Activity
Pictures appear in the records below; write out everything else exactly.
** Available data follows **
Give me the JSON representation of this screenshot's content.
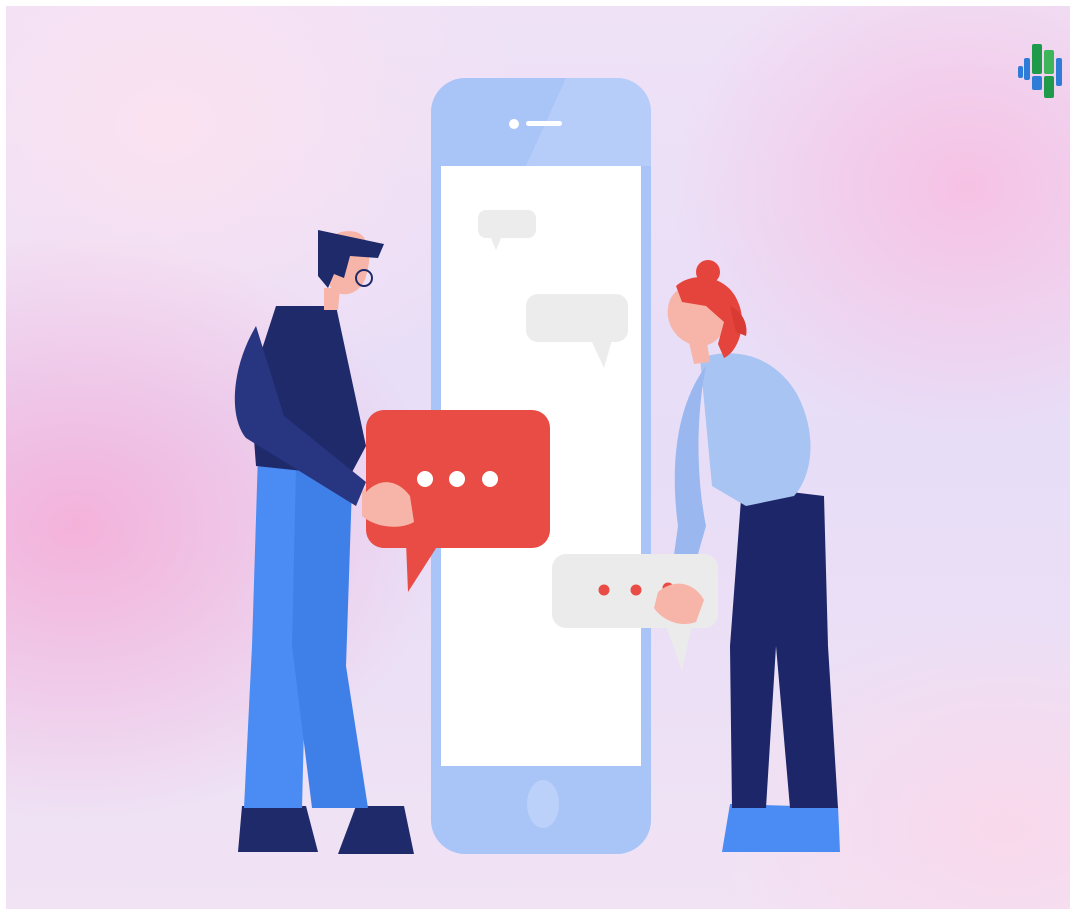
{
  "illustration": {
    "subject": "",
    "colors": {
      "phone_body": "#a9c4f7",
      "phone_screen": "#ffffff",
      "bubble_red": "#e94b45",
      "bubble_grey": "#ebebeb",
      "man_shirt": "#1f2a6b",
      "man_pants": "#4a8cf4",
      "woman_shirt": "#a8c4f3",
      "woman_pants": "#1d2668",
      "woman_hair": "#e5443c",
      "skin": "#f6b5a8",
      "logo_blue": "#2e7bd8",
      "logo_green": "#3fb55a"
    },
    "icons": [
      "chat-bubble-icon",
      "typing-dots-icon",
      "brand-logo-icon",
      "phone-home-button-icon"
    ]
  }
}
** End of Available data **
Your solution
Give me the JSON representation of this screenshot's content.
{
  "illustration": {
    "subject": "",
    "colors": {
      "phone_body": "#a9c4f7",
      "phone_screen": "#ffffff",
      "bubble_red": "#e94b45",
      "bubble_grey": "#ebebeb",
      "man_shirt": "#1f2a6b",
      "man_pants": "#4a8cf4",
      "woman_shirt": "#a8c4f3",
      "woman_pants": "#1d2668",
      "woman_hair": "#e5443c",
      "skin": "#f6b5a8",
      "logo_blue": "#2e7bd8",
      "logo_green": "#3fb55a"
    },
    "icons": [
      "chat-bubble-icon",
      "typing-dots-icon",
      "brand-logo-icon",
      "phone-home-button-icon"
    ]
  }
}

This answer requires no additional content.